● **THE PROBLEM**
The answer must be one number: how many lines in the data below include the string "login".

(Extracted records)
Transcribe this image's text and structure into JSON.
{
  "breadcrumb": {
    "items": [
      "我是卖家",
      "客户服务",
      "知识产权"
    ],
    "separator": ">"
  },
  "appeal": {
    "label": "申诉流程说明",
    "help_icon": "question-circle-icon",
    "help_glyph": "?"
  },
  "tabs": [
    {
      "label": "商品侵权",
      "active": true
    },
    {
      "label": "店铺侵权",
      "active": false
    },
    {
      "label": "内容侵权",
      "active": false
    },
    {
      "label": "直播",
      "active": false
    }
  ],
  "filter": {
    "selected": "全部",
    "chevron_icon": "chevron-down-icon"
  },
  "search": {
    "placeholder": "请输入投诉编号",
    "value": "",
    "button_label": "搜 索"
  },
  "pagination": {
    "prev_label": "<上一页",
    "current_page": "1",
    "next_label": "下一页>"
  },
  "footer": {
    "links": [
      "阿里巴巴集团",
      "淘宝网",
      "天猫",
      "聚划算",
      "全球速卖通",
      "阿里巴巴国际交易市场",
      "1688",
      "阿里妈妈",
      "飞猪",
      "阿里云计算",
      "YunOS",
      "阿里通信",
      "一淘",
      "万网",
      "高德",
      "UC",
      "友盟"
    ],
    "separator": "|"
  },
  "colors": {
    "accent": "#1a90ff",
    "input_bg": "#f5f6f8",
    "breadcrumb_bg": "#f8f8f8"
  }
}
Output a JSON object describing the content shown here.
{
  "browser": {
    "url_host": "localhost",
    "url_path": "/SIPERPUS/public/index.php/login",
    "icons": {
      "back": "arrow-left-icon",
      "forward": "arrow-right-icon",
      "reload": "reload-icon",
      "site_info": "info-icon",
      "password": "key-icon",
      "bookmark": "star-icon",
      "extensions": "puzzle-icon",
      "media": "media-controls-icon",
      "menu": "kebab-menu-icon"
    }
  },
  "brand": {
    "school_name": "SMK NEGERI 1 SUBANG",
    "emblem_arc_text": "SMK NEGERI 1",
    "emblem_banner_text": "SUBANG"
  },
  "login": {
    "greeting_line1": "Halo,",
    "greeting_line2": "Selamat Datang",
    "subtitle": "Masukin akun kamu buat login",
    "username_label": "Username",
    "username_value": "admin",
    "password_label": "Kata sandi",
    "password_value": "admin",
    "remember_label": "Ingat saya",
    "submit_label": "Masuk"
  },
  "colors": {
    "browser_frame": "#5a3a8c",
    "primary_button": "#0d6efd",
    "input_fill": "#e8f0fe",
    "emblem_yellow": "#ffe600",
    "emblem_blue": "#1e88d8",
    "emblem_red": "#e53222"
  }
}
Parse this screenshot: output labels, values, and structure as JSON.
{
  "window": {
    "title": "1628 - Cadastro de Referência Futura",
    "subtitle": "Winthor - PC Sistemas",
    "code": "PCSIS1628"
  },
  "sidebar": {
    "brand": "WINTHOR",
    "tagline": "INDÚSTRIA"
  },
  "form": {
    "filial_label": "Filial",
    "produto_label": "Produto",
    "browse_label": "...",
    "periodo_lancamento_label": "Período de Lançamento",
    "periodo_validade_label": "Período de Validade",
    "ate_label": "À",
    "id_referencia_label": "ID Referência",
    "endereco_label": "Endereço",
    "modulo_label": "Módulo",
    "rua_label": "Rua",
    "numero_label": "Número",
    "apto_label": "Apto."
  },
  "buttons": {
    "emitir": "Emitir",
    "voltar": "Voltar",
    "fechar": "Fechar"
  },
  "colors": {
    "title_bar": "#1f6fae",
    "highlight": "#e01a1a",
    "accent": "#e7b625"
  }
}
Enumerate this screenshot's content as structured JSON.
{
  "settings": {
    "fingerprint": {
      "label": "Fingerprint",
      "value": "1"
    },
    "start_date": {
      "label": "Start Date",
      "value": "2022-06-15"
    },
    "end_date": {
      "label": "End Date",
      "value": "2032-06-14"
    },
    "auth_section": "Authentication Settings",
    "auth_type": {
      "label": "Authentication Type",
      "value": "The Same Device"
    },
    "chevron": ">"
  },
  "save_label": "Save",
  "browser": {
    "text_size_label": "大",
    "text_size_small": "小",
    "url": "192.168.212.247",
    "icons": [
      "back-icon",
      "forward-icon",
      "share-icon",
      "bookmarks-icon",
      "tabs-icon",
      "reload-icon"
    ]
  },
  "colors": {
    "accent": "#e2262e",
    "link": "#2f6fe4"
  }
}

● **WRITTEN ANSWER**
3